Rica and South Africa withdrew, using the contest as a political platform
to force the world to notice this human rights outrage. Those who remained
convinced themselves they could do more by drawing the world's attention
to what was happening in Nigeria. This they certainly have done but,
with the obscene sight of corpses on the street, in a way no one could
The riots in Nigeria were
ultimately triggered, not by the contest itself but by a piece in a
local paper claiming the prophet himself might have chosen a wife from
these beauties. The Nigeria debacle shows how naive people are about
this divide between cultures, especially in a post-September 11 world.
A culture where a woman can be stoned to death for adultery clearly
contains elements that will not be entranced by a parade of female flesh
or the "modernity" it promises. To hold the contest during
Ramadan compounds the insult.
This is the same cultural
naivety exposed by the bombing of the Sari club in Bali. The consolation
some clubbers exchanged after the outrage betrays this same sense that
the world is a playground where the true human (western) values can
be paraded. Because no harm is meant, no offence should be taken. One
clubber mourned the passing of the club on a website, saying "it
was the United Nations of decadence" without any sense that this
is what made it a target.
This new era of Muslim fundamentalism
has changed the world but few in the west seem to realize this. Before
September 11, casual imperialism caused offence when the west paraded
its interests and values as self-evidently desirable. Now the reluctance
to attack representatives of western values has disappeared even among
those with no involvement in extremist organizations. Those rioting
on the streets of Kaduna were not members of al-Qaida but they had no
hesitation in attacking what they see as western values.
In such a world we should
think carefully about what values we want to parade.

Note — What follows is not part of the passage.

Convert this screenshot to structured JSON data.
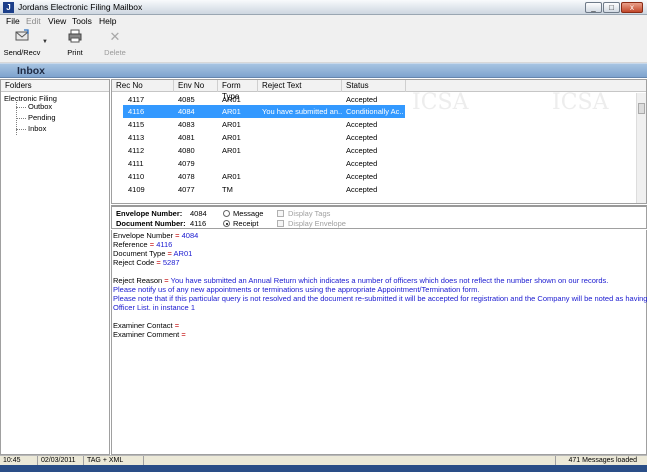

Democracy, equality
and tolerance certainly. But a beauty contest?
on Monday, November 25, 2002 by the Guardian/UK